===== INPUT DATA

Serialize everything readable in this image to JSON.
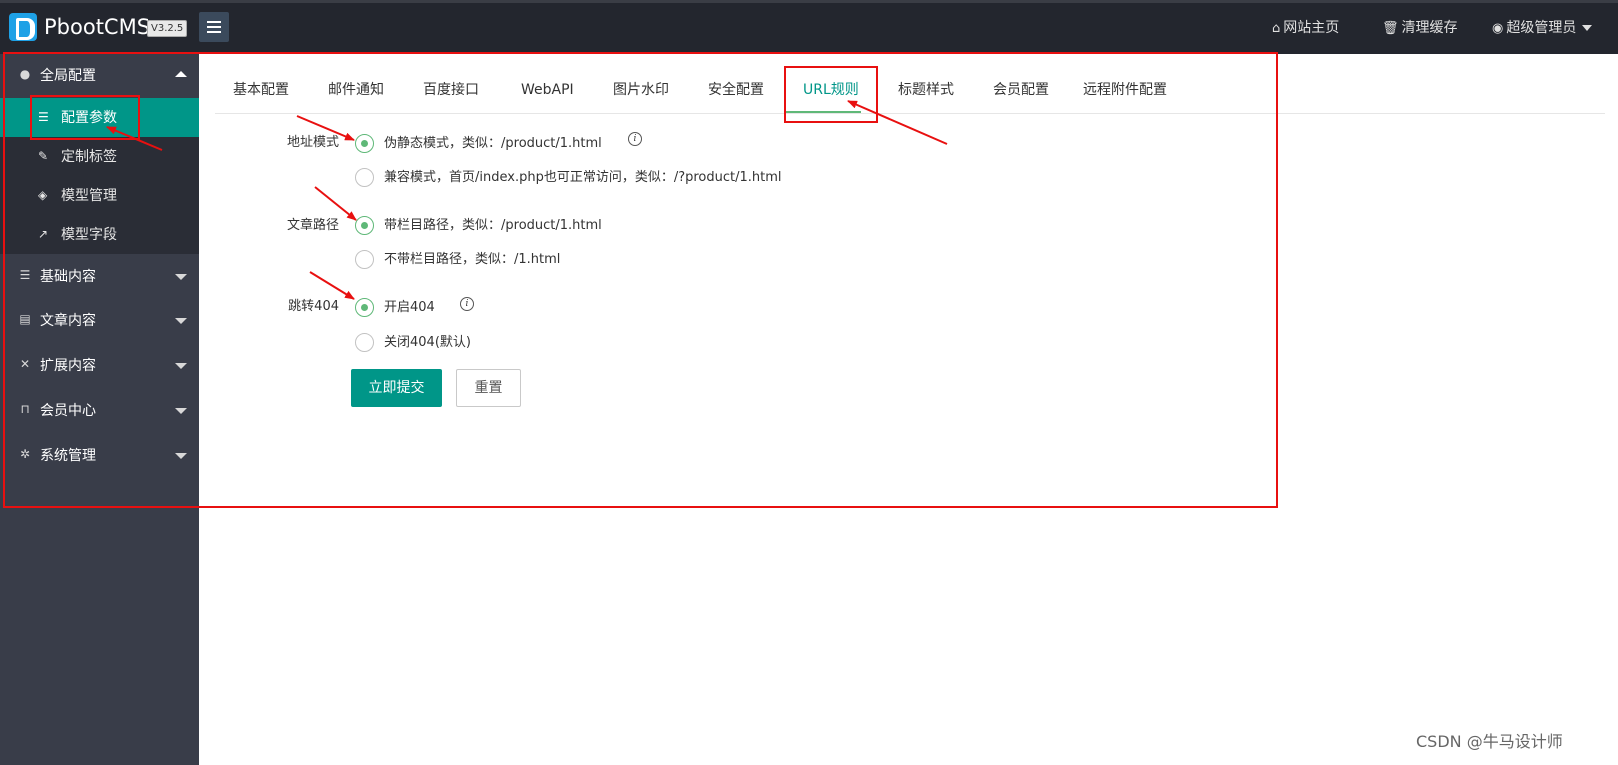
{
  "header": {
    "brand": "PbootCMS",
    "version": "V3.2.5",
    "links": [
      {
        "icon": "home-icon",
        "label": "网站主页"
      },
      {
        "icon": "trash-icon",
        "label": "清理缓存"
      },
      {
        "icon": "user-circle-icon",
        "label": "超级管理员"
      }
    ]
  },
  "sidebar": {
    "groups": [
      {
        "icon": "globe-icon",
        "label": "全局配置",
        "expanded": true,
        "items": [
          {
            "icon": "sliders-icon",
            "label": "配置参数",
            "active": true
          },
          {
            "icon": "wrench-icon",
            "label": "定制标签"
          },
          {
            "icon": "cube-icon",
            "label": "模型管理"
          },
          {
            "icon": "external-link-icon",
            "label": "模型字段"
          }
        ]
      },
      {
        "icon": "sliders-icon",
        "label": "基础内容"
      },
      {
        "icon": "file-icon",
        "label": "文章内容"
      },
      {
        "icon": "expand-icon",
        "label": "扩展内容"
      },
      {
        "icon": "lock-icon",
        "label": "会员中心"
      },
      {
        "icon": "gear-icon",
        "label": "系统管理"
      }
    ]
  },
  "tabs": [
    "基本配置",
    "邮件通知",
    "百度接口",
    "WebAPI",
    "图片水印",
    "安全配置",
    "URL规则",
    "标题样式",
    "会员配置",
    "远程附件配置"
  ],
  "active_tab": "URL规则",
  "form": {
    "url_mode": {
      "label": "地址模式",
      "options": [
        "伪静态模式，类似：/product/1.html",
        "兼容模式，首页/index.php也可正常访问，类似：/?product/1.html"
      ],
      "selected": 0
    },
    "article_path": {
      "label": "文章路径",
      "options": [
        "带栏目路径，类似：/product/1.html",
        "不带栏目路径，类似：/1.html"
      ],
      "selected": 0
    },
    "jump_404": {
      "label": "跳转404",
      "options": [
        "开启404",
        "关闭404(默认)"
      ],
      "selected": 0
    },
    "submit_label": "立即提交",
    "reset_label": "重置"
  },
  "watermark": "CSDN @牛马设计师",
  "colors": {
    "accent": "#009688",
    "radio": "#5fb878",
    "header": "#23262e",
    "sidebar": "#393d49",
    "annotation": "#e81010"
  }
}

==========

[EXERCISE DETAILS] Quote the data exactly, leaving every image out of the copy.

[EXERCISE RESULT]
Serialize everything readable in this image to JSON.
{
  "header": {
    "brand": "PbootCMS",
    "version": "V3.2.5",
    "links": [
      {
        "icon": "home-icon",
        "label": "网站主页"
      },
      {
        "icon": "trash-icon",
        "label": "清理缓存"
      },
      {
        "icon": "user-circle-icon",
        "label": "超级管理员"
      }
    ]
  },
  "sidebar": {
    "groups": [
      {
        "icon": "globe-icon",
        "label": "全局配置",
        "expanded": true,
        "items": [
          {
            "icon": "sliders-icon",
            "label": "配置参数",
            "active": true
          },
          {
            "icon": "wrench-icon",
            "label": "定制标签"
          },
          {
            "icon": "cube-icon",
            "label": "模型管理"
          },
          {
            "icon": "external-link-icon",
            "label": "模型字段"
          }
        ]
      },
      {
        "icon": "sliders-icon",
        "label": "基础内容"
      },
      {
        "icon": "file-icon",
        "label": "文章内容"
      },
      {
        "icon": "expand-icon",
        "label": "扩展内容"
      },
      {
        "icon": "lock-icon",
        "label": "会员中心"
      },
      {
        "icon": "gear-icon",
        "label": "系统管理"
      }
    ]
  },
  "tabs": [
    "基本配置",
    "邮件通知",
    "百度接口",
    "WebAPI",
    "图片水印",
    "安全配置",
    "URL规则",
    "标题样式",
    "会员配置",
    "远程附件配置"
  ],
  "active_tab": "URL规则",
  "form": {
    "url_mode": {
      "label": "地址模式",
      "options": [
        "伪静态模式，类似：/product/1.html",
        "兼容模式，首页/index.php也可正常访问，类似：/?product/1.html"
      ],
      "selected": 0
    },
    "article_path": {
      "label": "文章路径",
      "options": [
        "带栏目路径，类似：/product/1.html",
        "不带栏目路径，类似：/1.html"
      ],
      "selected": 0
    },
    "jump_404": {
      "label": "跳转404",
      "options": [
        "开启404",
        "关闭404(默认)"
      ],
      "selected": 0
    },
    "submit_label": "立即提交",
    "reset_label": "重置"
  },
  "watermark": "CSDN @牛马设计师",
  "colors": {
    "accent": "#009688",
    "radio": "#5fb878",
    "header": "#23262e",
    "sidebar": "#393d49",
    "annotation": "#e81010"
  }
}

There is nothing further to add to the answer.